  4. 4. Deutsch, C.V. and Journel, A.G. (1998) GSLIB Geostatistical Software Library and User’s Guide. In: Applied Geostatistics Series, Oxford University Press, New York.

  5. 5. Grimes, D.I.F., Pardo-Igúzquiza, E. and Bonifacio, R. (1999) Optimal Areal Rainfall Estimation Using Raingauges and Satellite Data. Journal of Hydrology, 222, 93-108.

  6. 6. Margaret Oliver, R.W.J.G. (2009) Geostatistics in Physical Geography. The Royal Geographical Society, London.

  7. 7. Cressie, N. and Hawkins, D.M. (1980) Robust Estimation of the Variogram. Journal of the International Association for Mathematical Geology, 12, 115-125.

  8. 8. Saeed Soltani-Mohammadi, M.S. (2016) A Simulated Annealing Based Optimization Algorithm for Automatic Variogram Model Fitting.
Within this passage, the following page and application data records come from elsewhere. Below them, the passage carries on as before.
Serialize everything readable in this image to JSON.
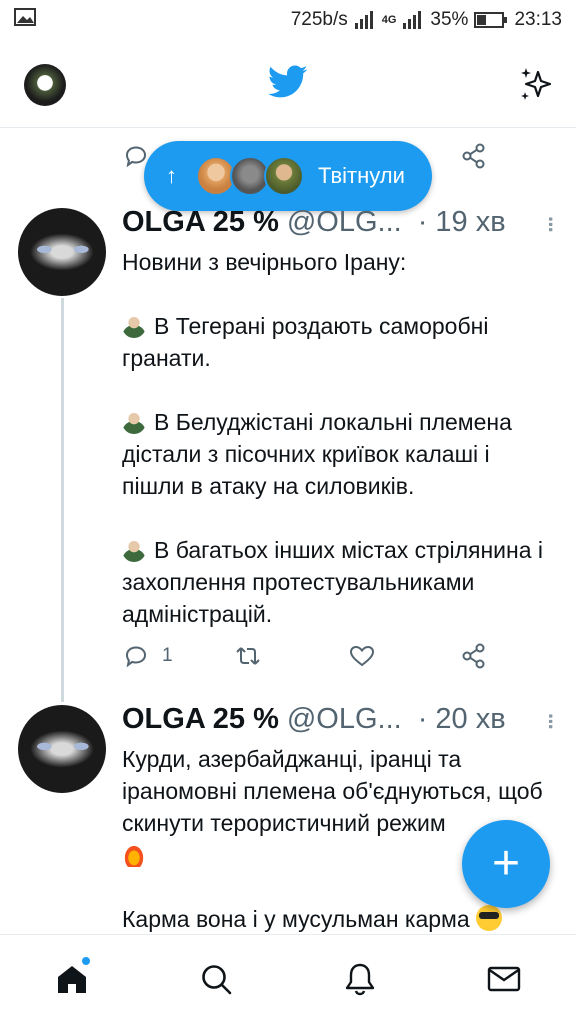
{
  "status_bar": {
    "speed": "725b/s",
    "network": "4G",
    "battery": "35%",
    "time": "23:13"
  },
  "app": {
    "brand_color": "#1d9bf0"
  },
  "pill": {
    "label": "Твітнули",
    "arrow": "↑"
  },
  "tweets": [
    {
      "name": "OLGA 25 %",
      "handle": "@OLG...",
      "separator": "·",
      "time": "19 хв",
      "lines": {
        "intro": "Новини з вечірнього Ірану:",
        "p1": "В Тегерані роздають саморобні гранати.",
        "p2": "В Белуджістані локальні племена дістали з пісочних криївок калаші і пішли в атаку на силовиків.",
        "p3": "В багатьох інших містах стрілянина і захоплення протестувальниками адміністрацій."
      },
      "reply_count": "1"
    },
    {
      "name": "OLGA 25 %",
      "handle": "@OLG...",
      "separator": "·",
      "time": "20 хв",
      "lines": {
        "p1": "Курди, азербайджанці, іранці та іраномовні племена об'єднуються, щоб скинути терористичний режим",
        "p2": "Карма вона і у мусульман карма"
      }
    }
  ],
  "fab": {
    "label": "+"
  },
  "icons": [
    "image-icon",
    "signal-icon",
    "battery-icon",
    "twitter-bird-icon",
    "sparkle-icon",
    "reply-icon",
    "retweet-icon",
    "like-icon",
    "share-icon",
    "home-icon",
    "search-icon",
    "bell-icon",
    "mail-icon"
  ]
}
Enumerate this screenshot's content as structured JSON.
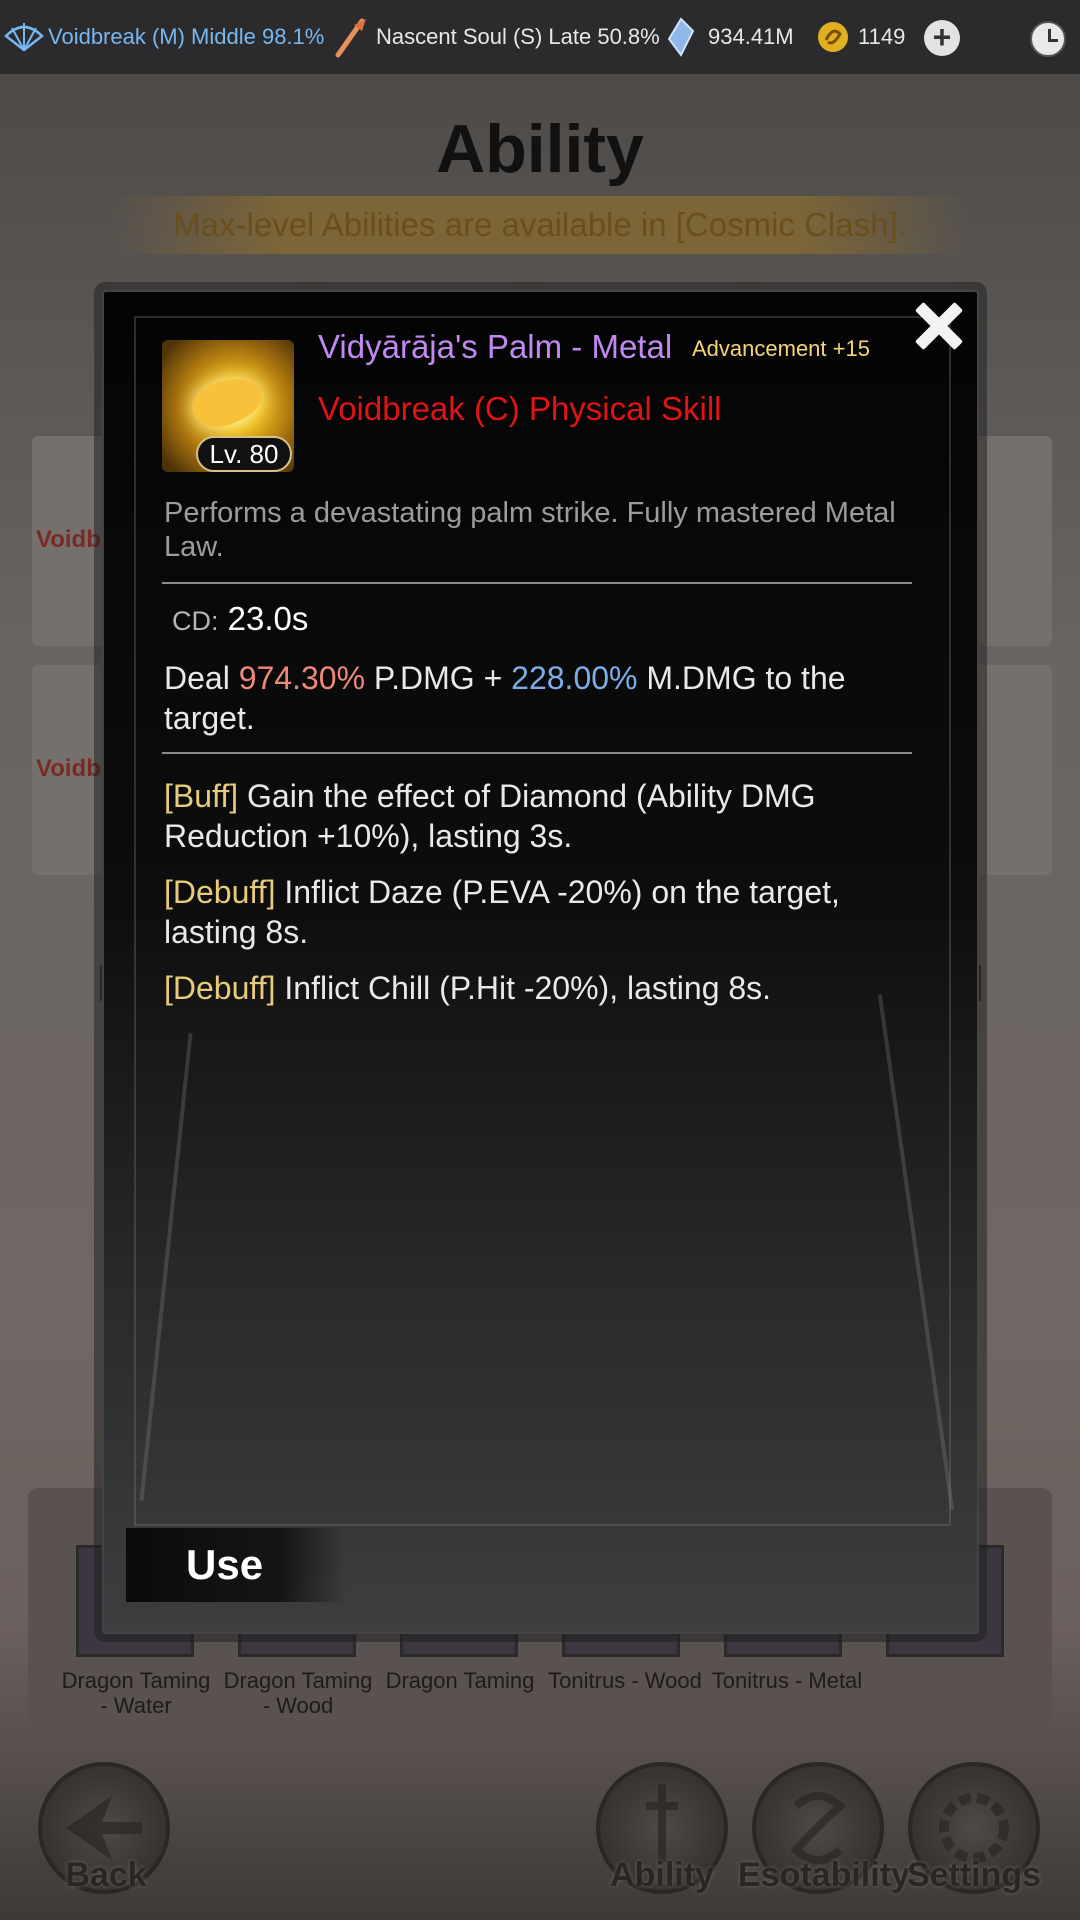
{
  "topbar": {
    "realm": "Voidbreak (M) Middle 98.1%",
    "soul": "Nascent Soul (S) Late 50.8%",
    "crystals": "934.41M",
    "coins": "1149"
  },
  "page": {
    "title": "Ability",
    "banner": "Max-level Abilities are available in [Cosmic Clash].",
    "card1_label": "Voidb",
    "card2_label": "Voidb"
  },
  "bottom": {
    "slots": [
      "Dragon Taming\n- Water",
      "Dragon Taming\n- Wood",
      "Dragon Taming",
      "Tonitrus - Wood",
      "Tonitrus - Metal"
    ],
    "nav": {
      "back": "Back",
      "ability": "Ability",
      "esotability": "Esotability",
      "settings": "Settings"
    }
  },
  "modal": {
    "skill_name": "Vidyārāja's Palm - Metal",
    "advancement": "Advancement +15",
    "skill_type": "Voidbreak (C) Physical Skill",
    "level": "Lv. 80",
    "description": "Performs a devastating palm strike. Fully mastered Metal Law.",
    "cd_label": "CD:",
    "cd_value": "23.0s",
    "deal_prefix": "Deal",
    "pdmg_value": "974.30%",
    "pdmg_label": "P.DMG +",
    "mdmg_value": "228.00%",
    "mdmg_label": "M.DMG to the target.",
    "effects": [
      {
        "tag": "[Buff]",
        "text": "Gain the effect of Diamond (Ability DMG Reduction +10%), lasting 3s."
      },
      {
        "tag": "[Debuff]",
        "text": "Inflict Daze (P.EVA -20%) on the target, lasting 8s."
      },
      {
        "tag": "[Debuff]",
        "text": "Inflict Chill (P.Hit -20%), lasting 8s."
      }
    ],
    "use_label": "Use"
  },
  "colors": {
    "skill_name": "#c08af0",
    "skill_type": "#e01414",
    "pdmg": "#ee8878",
    "mdmg": "#7eaeea",
    "tag": "#e6cb7c"
  }
}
  9. 9. Steele, R., Stephen, K. and Lin, X.-Q. (2013) Observed Spatial Statistics of Permeability and the Effects on Fluid Flow; Are We Getting It Right? EAGE Annual Conference & Exhibition incorporating SPE Europec, London, UK, 10-13 June.
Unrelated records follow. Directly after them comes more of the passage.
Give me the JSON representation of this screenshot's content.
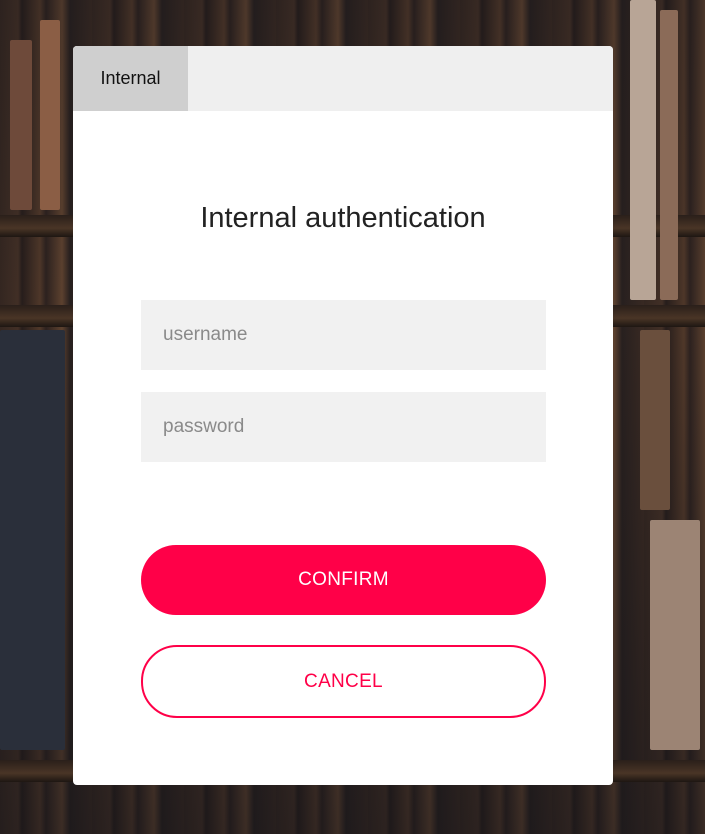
{
  "tabs": [
    {
      "label": "Internal",
      "active": true
    }
  ],
  "dialog": {
    "title": "Internal authentication"
  },
  "form": {
    "username_placeholder": "username",
    "username_value": "",
    "password_placeholder": "password",
    "password_value": ""
  },
  "actions": {
    "confirm_label": "CONFIRM",
    "cancel_label": "CANCEL"
  },
  "colors": {
    "accent": "#ff0048",
    "tab_active": "#cfcfcf",
    "tabbar": "#efefef",
    "field_bg": "#f1f1f1"
  }
}
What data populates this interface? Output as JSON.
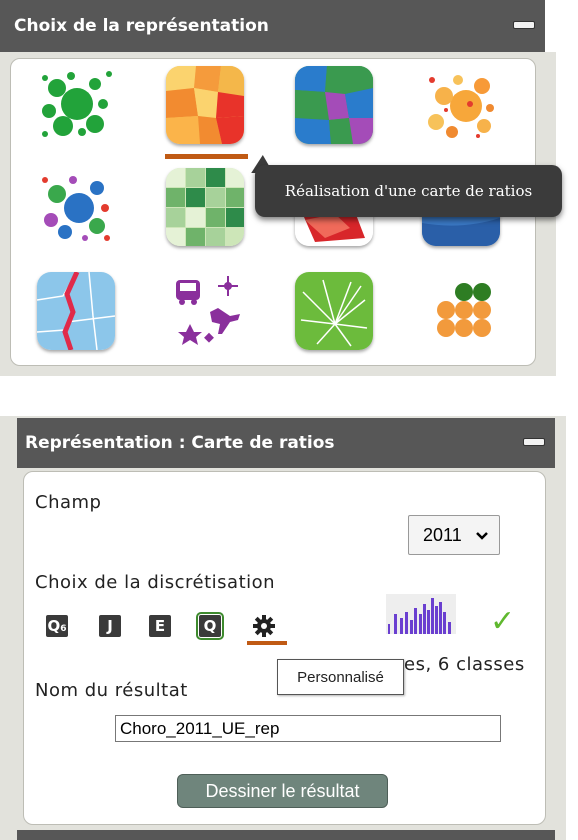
{
  "panel1": {
    "title": "Choix de la représentation",
    "tooltip": "Réalisation d'une carte de ratios",
    "selected_index": 1,
    "tiles": [
      {
        "icon": "proportional-circles-icon"
      },
      {
        "icon": "ratio-map-icon"
      },
      {
        "icon": "typology-map-icon"
      },
      {
        "icon": "circles-on-choropleth-icon"
      },
      {
        "icon": "colored-circles-icon"
      },
      {
        "icon": "grid-map-icon"
      },
      {
        "icon": "discontinuity-map-icon"
      },
      {
        "icon": "smooth-map-icon"
      },
      {
        "icon": "borders-map-icon"
      },
      {
        "icon": "symbols-map-icon"
      },
      {
        "icon": "flows-map-icon"
      },
      {
        "icon": "waffle-chart-icon"
      }
    ]
  },
  "panel2": {
    "title": "Représentation : Carte de ratios",
    "field_label": "Champ",
    "field_value": "2011",
    "discretization_label": "Choix de la discrétisation",
    "methods": {
      "q6": "Q",
      "q6_sub": "6",
      "j": "J",
      "e": "E",
      "q": "Q"
    },
    "selected_method": "Q",
    "tooltip": "Personnalisé",
    "info_text": "es, 6 classes",
    "result_label": "Nom du résultat",
    "result_value": "Choro_2011_UE_rep",
    "draw_button": "Dessiner le résultat"
  },
  "colors": {
    "header_bg": "#575757",
    "accent_underline": "#c05a14",
    "check": "#5fb82e",
    "draw_button_bg": "#6f857c",
    "histogram": "#6a3fd0"
  }
}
  10. 10. Gribov, A., Krivoruchko, K. and Ver Hoef, J.M. (2005) Modified Weighted Least Squares Semivariogram and Covariance Model Fitting Algorithm. In: Yarus, J.M. and Chambers, R.L., Eds., Stochastic Modeling and Geostatistics, AAPG Computer Applications in Geology, Tulsa, Oklahoma.

  11. 11. Mcbratney, A.B. and Webster, R. (1986) Choosing Functions for Semi-Variograms of Soil Properties and Fitting Them to Sampling Estimates. European Journal of Soil Science, 37, 617-639.

  12. 12. Introduction to Depositional Environments.

  13. 13. Sam Boggs, J. (2006) Principles of Sedimentology and Stratigraphy.

  14. 14. Huggett, R.J. (2007) Fundamentals of Geomorphology.

  15. 15. Miller, M.B. Alluvial Fans.

  16. 16. Statoil (2013) Depositional Environments.

  17. 17. Gonzalez, R., Schepers, K., Reeves, S.R., Eslinger, E. and Back, T. (2008) Integrated Clustering/Geostatistical/Evolutionary Strategies Approach for 3D Reservoir Characterization and Assisted History-Matching in a Complex Carbonate Reservoir, SACROC Unit, Permian Basin. SPE 113978-PP.

  18. 18. Schlumberger Petrel 2014 Software Manual.